According to Table 2.3.2, the condition*q≤*1 is a necessary and sufficient condition of the
discrete non-negativity preservation, for any number of space partition. Due to Theorem
2.3.10, this condition also guarantees the discrete maximum norm contractivity property.

However, this is not a necessary condition for it. As it is shown in [80] and [69], the exact
condition in this case is *q≤*1.5.

Corollary 2.4.2 *According to the above observation, the implication* *DNP* *⇒* *DM NC*
*in Figure 2.3.1 cannot be reversed. We note that the necessary condition of the discrete*
*non-negativity preservation for all numbers of partition (q≤*2(2*−√*

2)) is more restrictive
*than the above exact condition of the discrete maximum norm contractivity.*

Hence, we can summarize the results as follows.

11We attract attention, that, inspite of the previous notation in (2.3.67) and later, here the matrixK0

does not depend on ∆t and*h.*

12John Crank (1915 - 2006) originally worked in industry on the modelling and numerical solution of diffusion in polymers. In 1943, working with Phyllis Nicolson (1917-1968) on finite difference methods for the time dependent heat equation, he proposed the Crank-Nicolson method which has been incorporated universally in the solving of time-dependent problems since then.
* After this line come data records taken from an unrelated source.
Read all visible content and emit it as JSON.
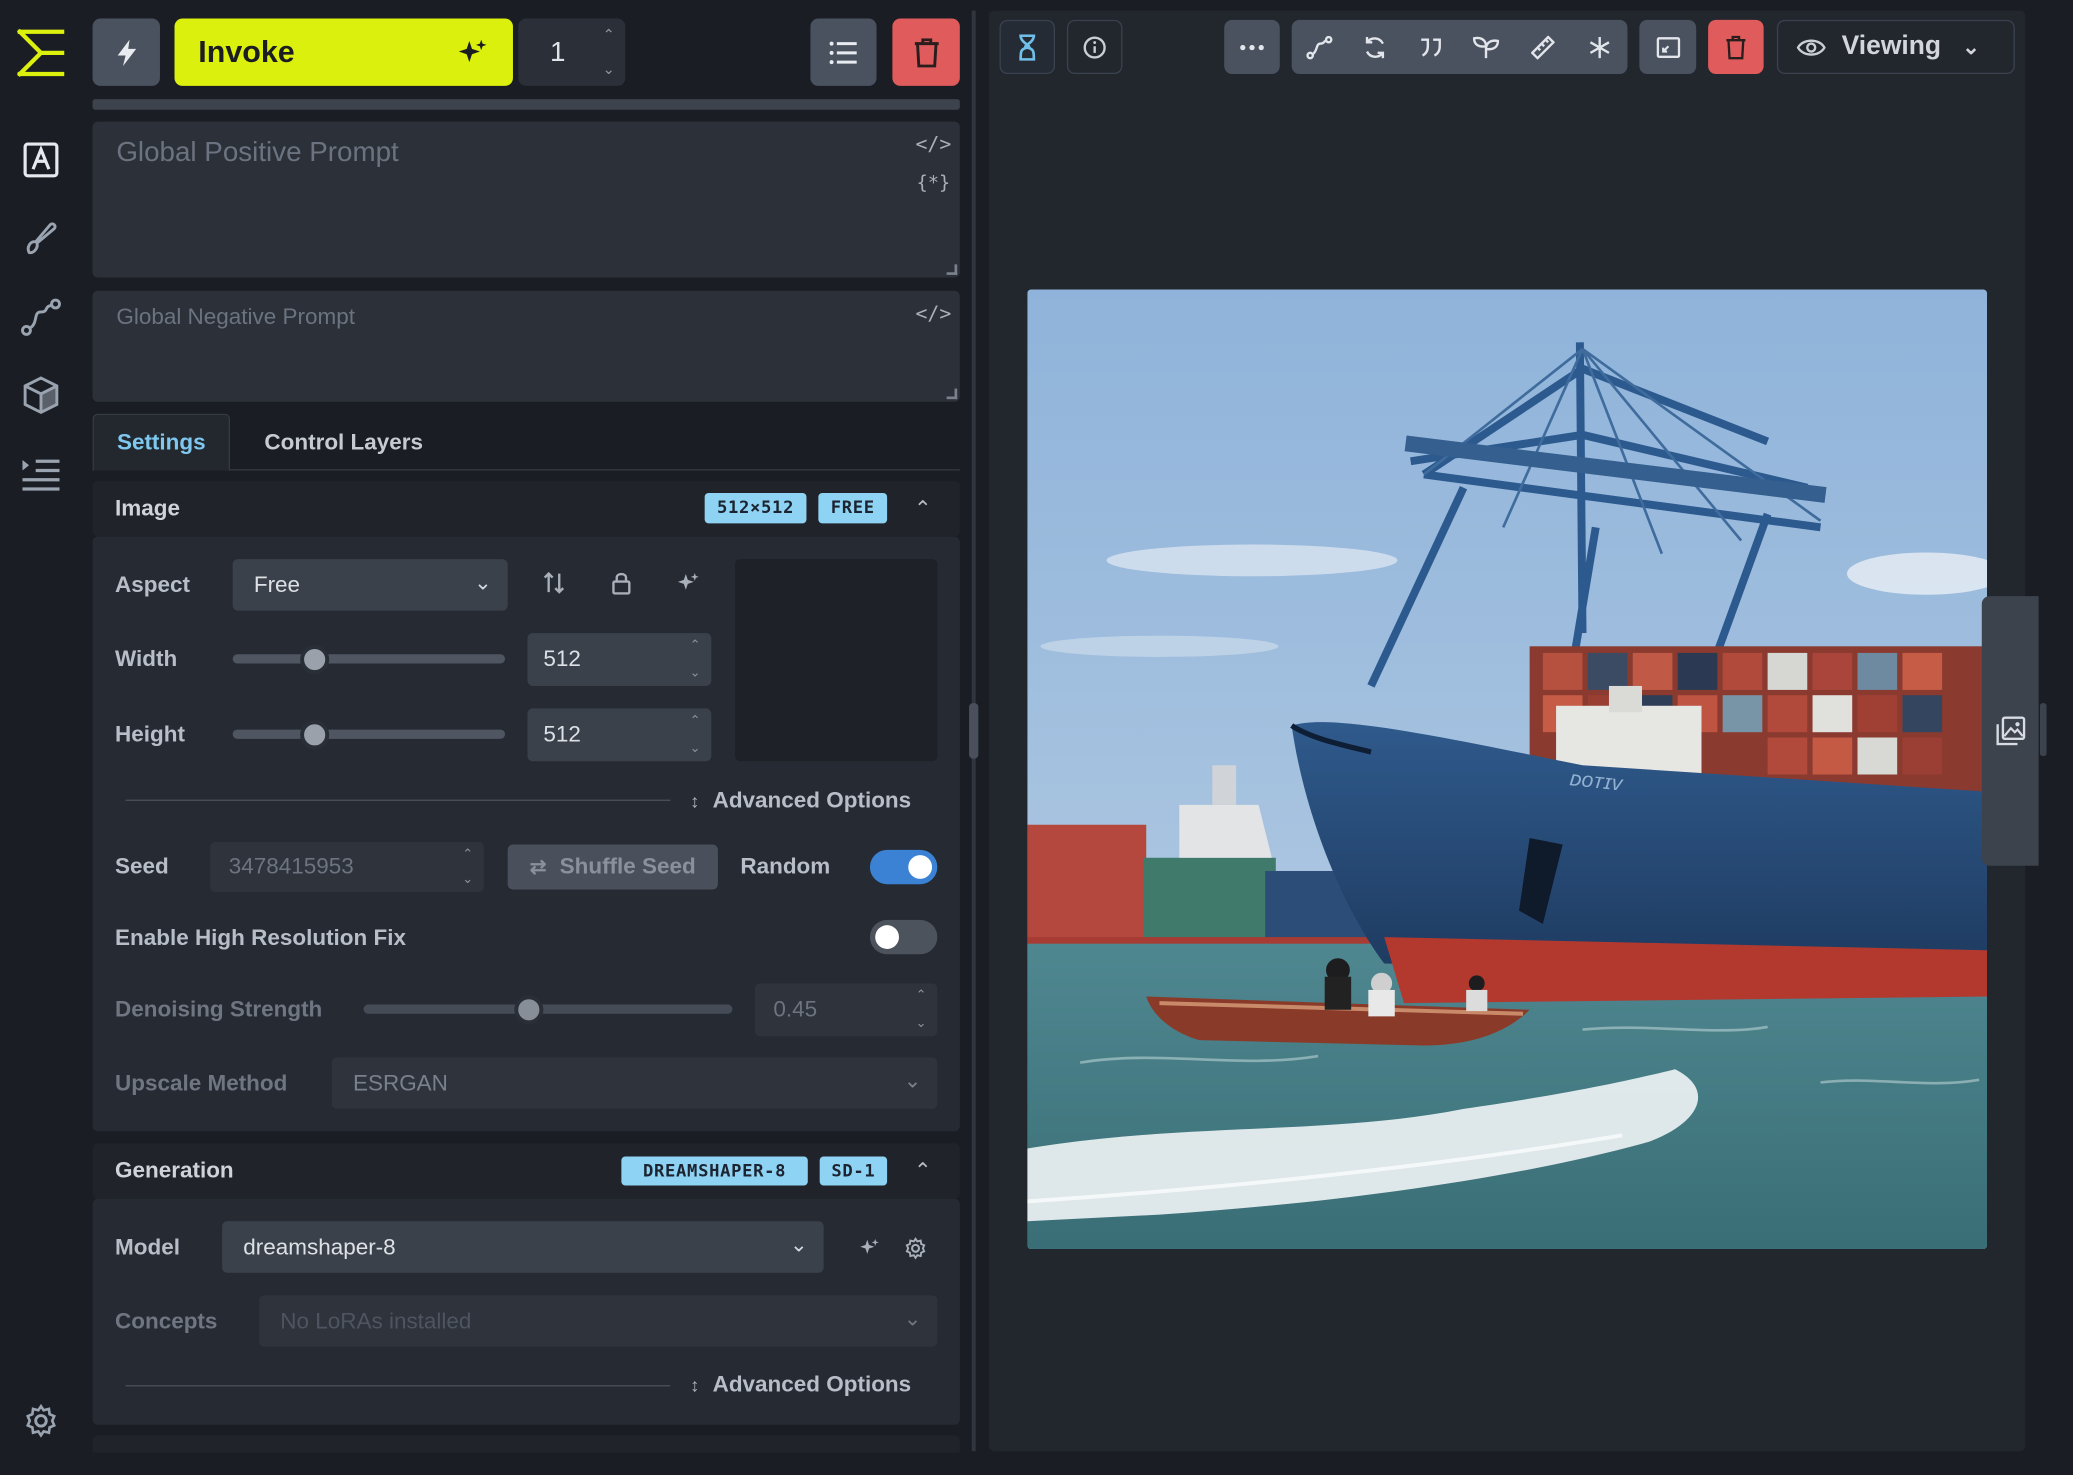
{
  "topbar": {
    "invoke_label": "Invoke",
    "iterations": "1"
  },
  "prompts": {
    "positive_placeholder": "Global Positive Prompt",
    "negative_placeholder": "Global Negative Prompt"
  },
  "tabs": [
    {
      "label": "Settings",
      "active": true
    },
    {
      "label": "Control Layers",
      "active": false
    }
  ],
  "image_section": {
    "title": "Image",
    "badges": [
      "512×512",
      "FREE"
    ],
    "aspect_label": "Aspect",
    "aspect_value": "Free",
    "width_label": "Width",
    "width_value": "512",
    "height_label": "Height",
    "height_value": "512",
    "advanced_label": "Advanced Options",
    "seed_label": "Seed",
    "seed_value": "3478415953",
    "shuffle_label": "Shuffle Seed",
    "random_label": "Random",
    "random_on": true,
    "hires_label": "Enable High Resolution Fix",
    "hires_on": false,
    "denoise_label": "Denoising Strength",
    "denoise_value": "0.45",
    "upscale_label": "Upscale Method",
    "upscale_value": "ESRGAN"
  },
  "generation_section": {
    "title": "Generation",
    "badges": [
      "DREAMSHAPER-8",
      "SD-1"
    ],
    "model_label": "Model",
    "model_value": "dreamshaper-8",
    "concepts_label": "Concepts",
    "concepts_placeholder": "No LoRAs installed",
    "advanced_label": "Advanced Options"
  },
  "viewer": {
    "viewing_label": "Viewing"
  },
  "colors": {
    "accent": "#dcf00d",
    "badge": "#8fd3f4",
    "toggle_on": "#3b82d4",
    "danger": "#e05b5b"
  }
}
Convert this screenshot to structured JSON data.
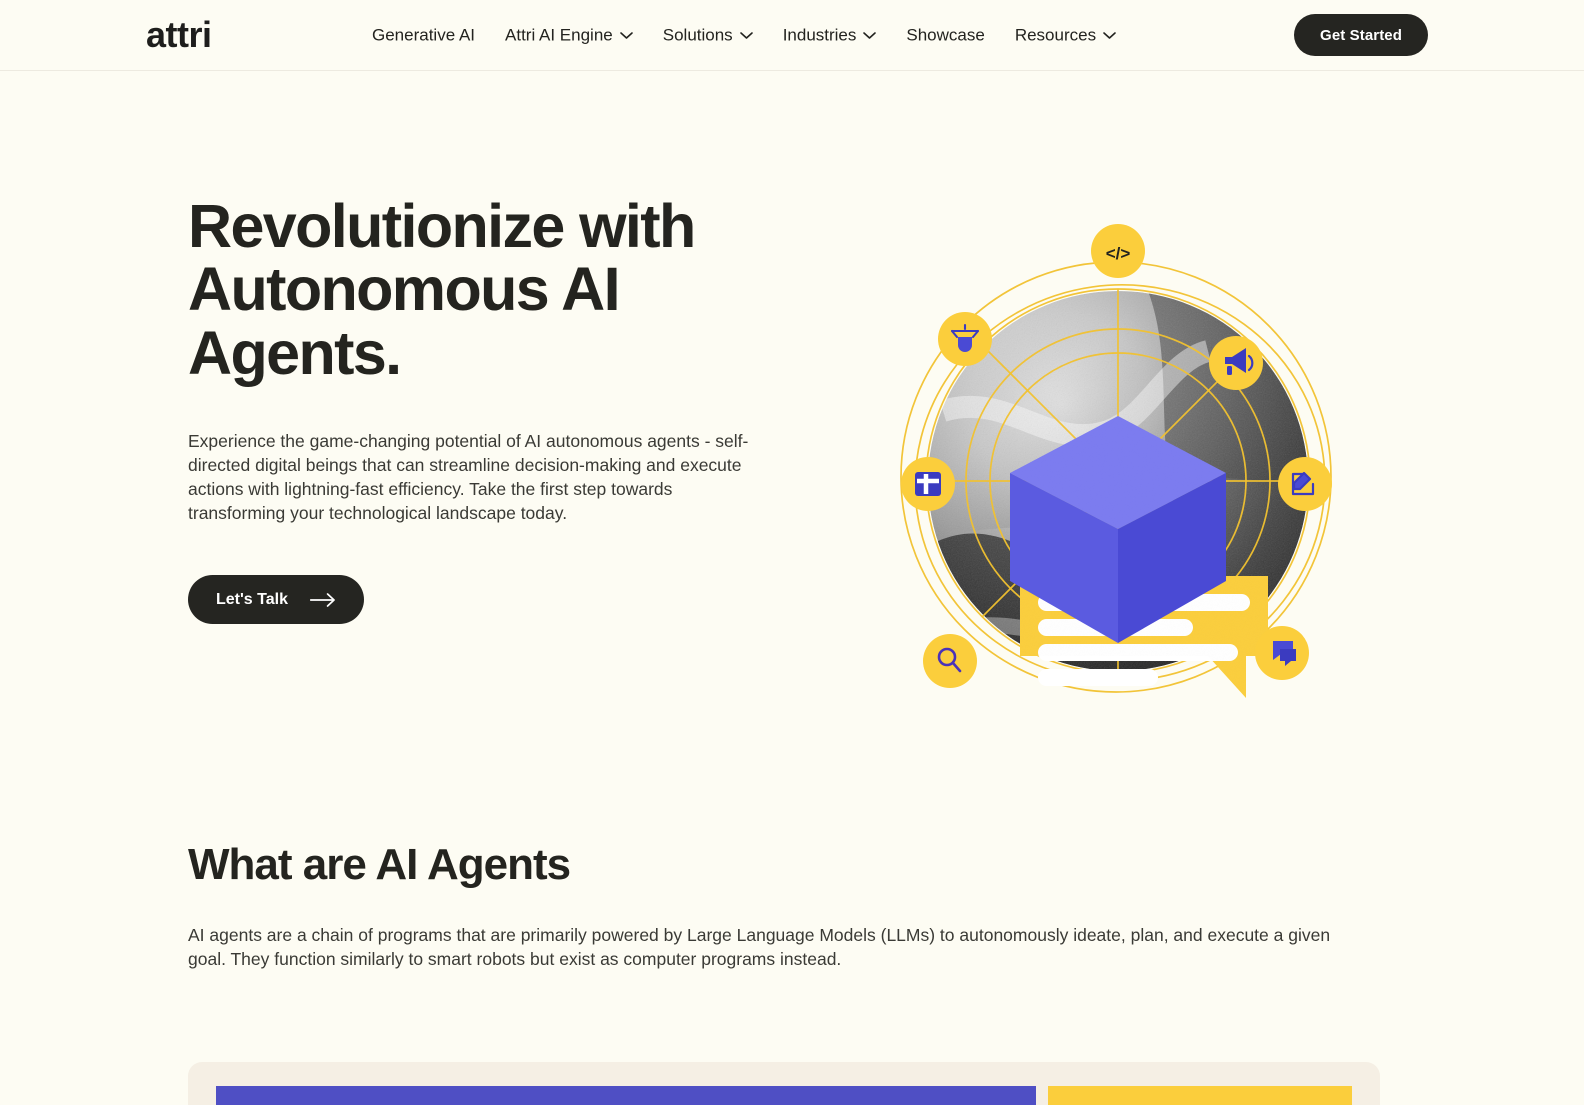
{
  "brand": {
    "name": "attri"
  },
  "nav": {
    "items": [
      {
        "label": "Generative AI",
        "has_chevron": false,
        "icon": null
      },
      {
        "label": "Attri AI Engine",
        "has_chevron": true,
        "icon": "chevron-down-icon"
      },
      {
        "label": "Solutions",
        "has_chevron": true,
        "icon": "chevron-down-icon"
      },
      {
        "label": "Industries",
        "has_chevron": true,
        "icon": "chevron-down-icon"
      },
      {
        "label": "Showcase",
        "has_chevron": false,
        "icon": null
      },
      {
        "label": "Resources",
        "has_chevron": true,
        "icon": "chevron-down-icon"
      }
    ],
    "cta_label": "Get Started"
  },
  "hero": {
    "title_line1": "Revolutionize with",
    "title_line2": "Autonomous AI",
    "title_line3": "Agents.",
    "subtitle": "Experience the game-changing potential of AI autonomous agents - self-directed digital beings that can streamline decision-making and execute actions with lightning-fast efficiency. Take the first step towards transforming your technological landscape today.",
    "cta_label": "Let's Talk",
    "cta_icon": "arrow-right-icon",
    "illustration": {
      "name": "ai-agents-orbit-illustration",
      "center_object": "blue-isometric-cube",
      "speech_bubble": "yellow-chat-bubble",
      "orbit_icons": [
        {
          "name": "code-icon",
          "glyph": "</>"
        },
        {
          "name": "megaphone-icon",
          "glyph": "megaphone"
        },
        {
          "name": "edit-pencil-icon",
          "glyph": "pencil-square"
        },
        {
          "name": "chat-icon",
          "glyph": "chat-bubbles"
        },
        {
          "name": "search-icon",
          "glyph": "magnifier"
        },
        {
          "name": "image-icon",
          "glyph": "picture-frame"
        },
        {
          "name": "drone-icon",
          "glyph": "drone-lamp"
        }
      ]
    }
  },
  "section_about": {
    "title": "What are AI Agents",
    "body": "AI agents are a chain of programs that are primarily powered by Large Language Models (LLMs) to autonomously ideate, plan, and execute a given goal. They function similarly to smart robots but exist as computer programs instead."
  },
  "bottom_card": {
    "name": "feature-card",
    "bar_primary": "",
    "bar_secondary": ""
  },
  "colors": {
    "page_background": "#FDFCF3",
    "card_background": "#F5EFE4",
    "text_dark": "#24241F",
    "text_body": "#3A3A35",
    "accent_yellow": "#FBCE3C",
    "accent_blue": "#5B5BE0",
    "bar_blue": "#4F4FC4",
    "button_dark": "#252521",
    "nav_border": "#EDEAE0"
  }
}
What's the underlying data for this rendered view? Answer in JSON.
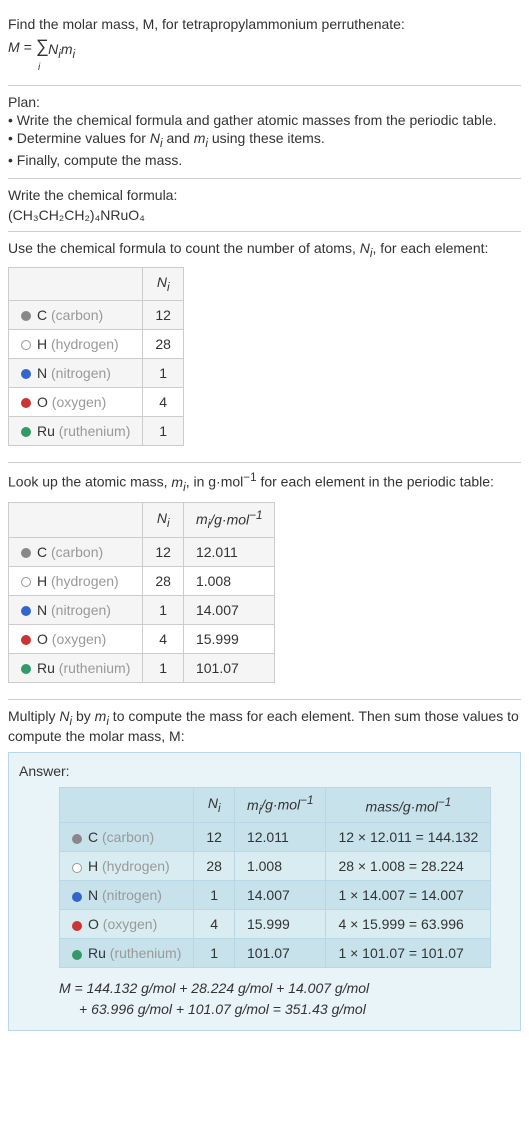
{
  "intro": {
    "line1": "Find the molar mass, M, for tetrapropylammonium perruthenate:",
    "formula_text": "M = ",
    "sigma": "∑",
    "sigma_sub": "i",
    "formula_rest": " Nᵢmᵢ"
  },
  "plan": {
    "heading": "Plan:",
    "item1": "• Write the chemical formula and gather atomic masses from the periodic table.",
    "item2_pre": "• Determine values for ",
    "item2_n": "Nᵢ",
    "item2_mid": " and ",
    "item2_m": "mᵢ",
    "item2_post": " using these items.",
    "item3": "• Finally, compute the mass."
  },
  "chem_formula": {
    "heading": "Write the chemical formula:",
    "formula": "(CH₃CH₂CH₂)₄NRuO₄"
  },
  "count_section": {
    "heading_pre": "Use the chemical formula to count the number of atoms, ",
    "heading_var": "Nᵢ",
    "heading_post": ", for each element:",
    "col_n": "Nᵢ",
    "rows": {
      "c": {
        "sym": "C",
        "name": "(carbon)",
        "n": "12"
      },
      "h": {
        "sym": "H",
        "name": "(hydrogen)",
        "n": "28"
      },
      "n": {
        "sym": "N",
        "name": "(nitrogen)",
        "n": "1"
      },
      "o": {
        "sym": "O",
        "name": "(oxygen)",
        "n": "4"
      },
      "ru": {
        "sym": "Ru",
        "name": "(ruthenium)",
        "n": "1"
      }
    }
  },
  "mass_section": {
    "heading_pre": "Look up the atomic mass, ",
    "heading_var": "mᵢ",
    "heading_mid": ", in g·mol",
    "heading_exp": "−1",
    "heading_post": " for each element in the periodic table:",
    "col_n": "Nᵢ",
    "col_m_pre": "mᵢ",
    "col_m_mid": "/g·mol",
    "col_m_exp": "−1",
    "rows": {
      "c": {
        "sym": "C",
        "name": "(carbon)",
        "n": "12",
        "m": "12.011"
      },
      "h": {
        "sym": "H",
        "name": "(hydrogen)",
        "n": "28",
        "m": "1.008"
      },
      "n": {
        "sym": "N",
        "name": "(nitrogen)",
        "n": "1",
        "m": "14.007"
      },
      "o": {
        "sym": "O",
        "name": "(oxygen)",
        "n": "4",
        "m": "15.999"
      },
      "ru": {
        "sym": "Ru",
        "name": "(ruthenium)",
        "n": "1",
        "m": "101.07"
      }
    }
  },
  "multiply_section": {
    "heading_pre": "Multiply ",
    "heading_n": "Nᵢ",
    "heading_mid1": " by ",
    "heading_m": "mᵢ",
    "heading_post": " to compute the mass for each element. Then sum those values to compute the molar mass, M:"
  },
  "answer": {
    "label": "Answer:",
    "col_n": "Nᵢ",
    "col_m_pre": "mᵢ",
    "col_m_mid": "/g·mol",
    "col_m_exp": "−1",
    "col_mass_pre": "mass/g·mol",
    "col_mass_exp": "−1",
    "rows": {
      "c": {
        "sym": "C",
        "name": "(carbon)",
        "n": "12",
        "m": "12.011",
        "calc": "12 × 12.011 = 144.132"
      },
      "h": {
        "sym": "H",
        "name": "(hydrogen)",
        "n": "28",
        "m": "1.008",
        "calc": "28 × 1.008 = 28.224"
      },
      "n": {
        "sym": "N",
        "name": "(nitrogen)",
        "n": "1",
        "m": "14.007",
        "calc": "1 × 14.007 = 14.007"
      },
      "o": {
        "sym": "O",
        "name": "(oxygen)",
        "n": "4",
        "m": "15.999",
        "calc": "4 × 15.999 = 63.996"
      },
      "ru": {
        "sym": "Ru",
        "name": "(ruthenium)",
        "n": "1",
        "m": "101.07",
        "calc": "1 × 101.07 = 101.07"
      }
    },
    "final1": "M = 144.132 g/mol + 28.224 g/mol + 14.007 g/mol",
    "final2": "+ 63.996 g/mol + 101.07 g/mol = 351.43 g/mol"
  }
}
Their first result on this method was published in [29].

Theorem 2.4.3 *The finite difference Crank-Nicolson mesh operator, which corresponds*
*to the one-dimensional continuous differential operator* *L* *in* (2.3.81), has the following
*qualitative properties:*

*•* *It satisfies the discrete strong maximum principle (and hence all other qualitative*
*properties) for any number of the uniform space partition if and only if the condition*
*q∈*(0,1] *holds.*

*•* *It satisfies the discrete strong maximum principle (and hence all other qualitative*
*properties) for a sufficiently large number of the uniform space partition if and only*
*if the condition* *q∈*(0,2(2*−√*

2)] *holds.*

*•* *For the values* *q* *∈*(0,1.5] *it is contractive in the maximum norm.*

In the sequel, we analyze the qualitative behaviour of the operator “after the death”, i.e.,
in the case *q >*1.5.